A Day in the Life of an HGV Driver

It can be physically and mentally demanding, but it is also a rewarding and exciting career choice for those who love the open road and are passionate about delivering goods to their final destination. The role of an HGV driver is crucial to many industries, as they play a vital role in the global supply chain and ensure that goods reach their final destination on time and in perfect condition.


How to Train as an HGV Driver in the UK

If you’re interested in pursuing a career as an HGV (Heavy Goods Vehicle) driver in the UK, it’s important to understand the steps you’ll need to take to get there. We’ll go over everything you need to know about training as an HGV driver in the UK, including the required qualifications, training courses, and practical driving tests.


Qualifications and License Requirements

To become an HGV driver in the UK, you must first hold a valid UK driving license. If you already have a UK car license, you’ll need to upgrade to a Category C license, also known as a Class 2 license, which allows you to drive vehicles weighing over 3.5 tonnes.

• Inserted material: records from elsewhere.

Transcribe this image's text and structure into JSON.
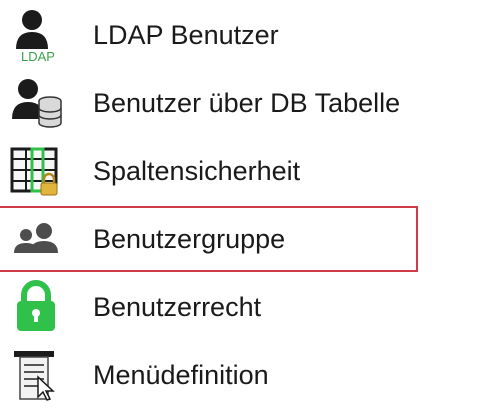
{
  "menu": {
    "items": [
      {
        "label": "LDAP Benutzer",
        "icon": "ldap-user-icon",
        "icon_caption": "LDAP"
      },
      {
        "label": "Benutzer über DB Tabelle",
        "icon": "user-database-icon"
      },
      {
        "label": "Spaltensicherheit",
        "icon": "column-security-icon"
      },
      {
        "label": "Benutzergruppe",
        "icon": "user-group-icon",
        "selected": true
      },
      {
        "label": "Benutzerrecht",
        "icon": "lock-icon"
      },
      {
        "label": "Menüdefinition",
        "icon": "menu-definition-icon"
      }
    ]
  },
  "colors": {
    "selection_border": "#d23a48",
    "lock_green": "#2fc14a",
    "ldap_caption_green": "#3aa24a",
    "icon_dark": "#1b1b1b",
    "group_gray": "#4d4d4d"
  }
}
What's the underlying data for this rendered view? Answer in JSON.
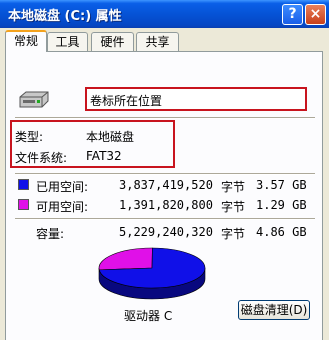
{
  "window": {
    "title": "本地磁盘 (C:) 属性",
    "help_button": "?",
    "close_button": "×"
  },
  "tabs": [
    "常规",
    "工具",
    "硬件",
    "共享"
  ],
  "general": {
    "volume_label": "卷标所在位置",
    "type_label": "类型:",
    "type_value": "本地磁盘",
    "fs_label": "文件系统:",
    "fs_value": "FAT32",
    "used": {
      "label": "已用空间:",
      "bytes": "3,837,419,520",
      "unit": "字节",
      "size": "3.57 GB",
      "color": "#1010e8"
    },
    "free": {
      "label": "可用空间:",
      "bytes": "1,391,820,800",
      "unit": "字节",
      "size": "1.29 GB",
      "color": "#e010e8"
    },
    "capacity": {
      "label": "容量:",
      "bytes": "5,229,240,320",
      "unit": "字节",
      "size": "4.86 GB"
    },
    "drive_label": "驱动器 C",
    "cleanup_button": "磁盘清理(D)"
  },
  "chart_data": {
    "type": "pie",
    "labels": [
      "已用空间",
      "可用空间"
    ],
    "values": [
      3837419520,
      1391820800
    ],
    "colors": [
      "#1010e8",
      "#e010e8"
    ]
  }
}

To do this, you’ll need to pass both a theory and a practical driving test.


Theory Test

The first step in obtaining a Category C license is to pass the theory test. This test covers your knowledge of road safety, vehicle handling, and driving regulations. You can take the theory test at a local test centre, and you’ll need to pass it before you can move on to the practical driving test.


Practical Driving Test

Once you’ve passed the theory test, you’ll need to take the practical driving test. This test is designed to assess your ability to drive an HGV safely and competently. You’ll be tested on a range of skills, including reversing, manoeuvering, and driving on the motorway. If you pass the practical driving test, you’ll be issued with a Category C license.


Training Courses

While it’s possible to obtain a Category C license on your own, many aspiring HGV drivers choose to take training courses to help prepare them for the theory and practical tests. There are many reputable training providers in the UK that offer HGV training courses, and these courses can be a great way to get hands-on experience behind the wheel of an HGV.


On the Job Training

Once you have obtained your Category C license, you’ll likely receive on-the-job training from your employer. This training will cover specific aspects of HGV driving, such as loading and unloading cargo, and will give you the opportunity to gain experience driving in real-world conditions.



Maintaining your Licence

As with any professional driver’s license, it’s important to maintain your Category C license by adhering to the rules and regulations of the road. This includes staying up-to-date with any changes to the driving laws, and regularly participating in continuing education programs to improve your skills and knowledge as an HGV driver. You will also be required to take an HGV Medical, as being in charge of such a vehicle requires you to be physically fit.